═════ EXTRACTED RECORDS ═════

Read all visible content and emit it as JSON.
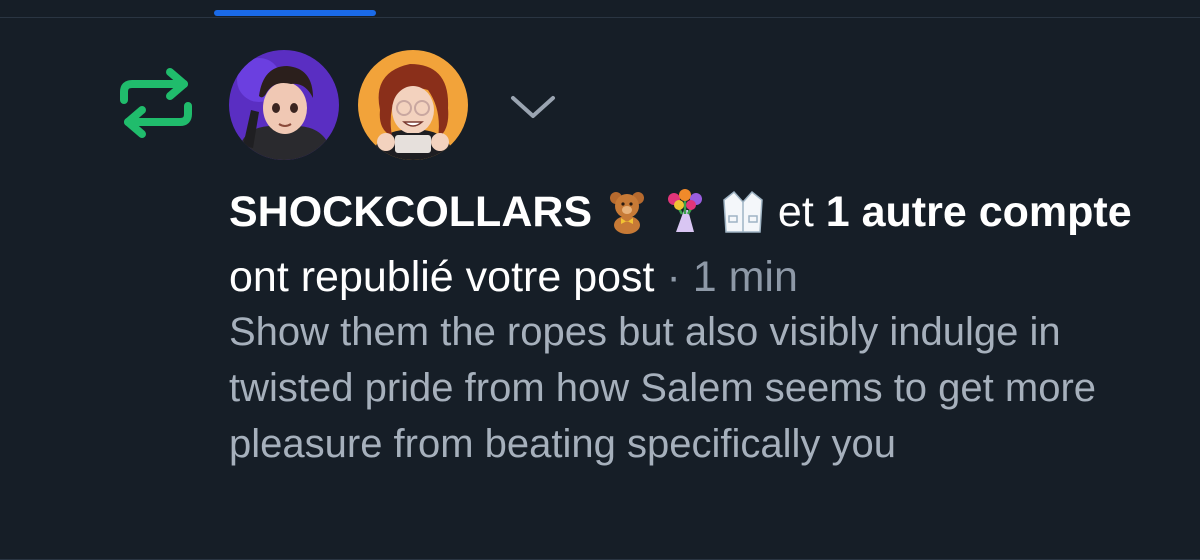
{
  "tabs": {
    "active_indicator_color": "#1a6ae8"
  },
  "notification": {
    "type_icon": "repost-icon",
    "accent_color": "#20bc6c",
    "avatars": [
      {
        "name": "avatar-shockcollars",
        "background": "#5a2ec2"
      },
      {
        "name": "avatar-second-account",
        "background": "#f2a33a"
      }
    ],
    "expand_icon": "chevron-down-icon",
    "actor_name": "SHOCKCOLLARS",
    "actor_emojis": [
      "teddy-bear",
      "bouquet",
      "lab-coat"
    ],
    "connector": "et",
    "others_count_label": "1 autre compte",
    "action_text": "ont republié votre post",
    "separator": "·",
    "time": "1 min",
    "post_text": "Show them the ropes but also visibly indulge in twisted pride from how Salem seems to get more pleasure from beating specifically you"
  }
}
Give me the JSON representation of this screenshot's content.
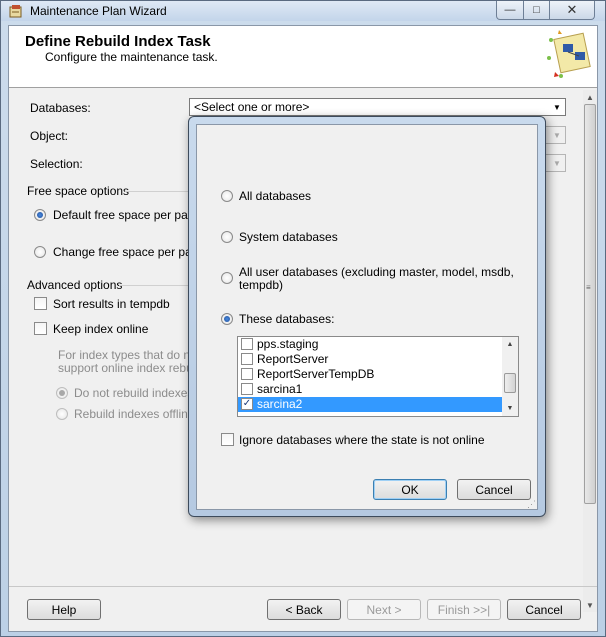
{
  "window": {
    "title": "Maintenance Plan Wizard",
    "minimize": "—",
    "maximize": "□",
    "close": "✕"
  },
  "header": {
    "title": "Define Rebuild Index Task",
    "subtitle": "Configure the maintenance task."
  },
  "form": {
    "databases_label": "Databases:",
    "databases_value": "<Select one or more>",
    "object_label": "Object:",
    "selection_label": "Selection:",
    "free_space_group": "Free space options",
    "default_free_space": "Default free space per page",
    "change_free_space": "Change free space per page",
    "advanced_group": "Advanced options",
    "sort_results": "Sort results in tempdb",
    "keep_index_online": "Keep index online",
    "note_line1": "For index types that do not",
    "note_line2": "support online index rebuilds",
    "do_not_rebuild": "Do not rebuild indexes",
    "rebuild_offline": "Rebuild indexes offline"
  },
  "footer": {
    "help": "Help",
    "back": "< Back",
    "next": "Next >",
    "finish": "Finish >>|",
    "cancel": "Cancel"
  },
  "dialog": {
    "all_databases": "All databases",
    "system_databases": "System databases",
    "all_user_line1": "All user databases  (excluding master, model, msdb,",
    "all_user_line2": "tempdb)",
    "these_databases": "These databases:",
    "list": [
      {
        "name": "pps.staging",
        "checked": false,
        "selected": false
      },
      {
        "name": "ReportServer",
        "checked": false,
        "selected": false
      },
      {
        "name": "ReportServerTempDB",
        "checked": false,
        "selected": false
      },
      {
        "name": "sarcina1",
        "checked": false,
        "selected": false
      },
      {
        "name": "sarcina2",
        "checked": true,
        "selected": true
      }
    ],
    "ignore_offline": "Ignore databases where the state is not online",
    "ok": "OK",
    "cancel": "Cancel"
  }
}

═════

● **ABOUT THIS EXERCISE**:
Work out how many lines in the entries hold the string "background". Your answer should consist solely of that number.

● **ANSWER SECTION**:
2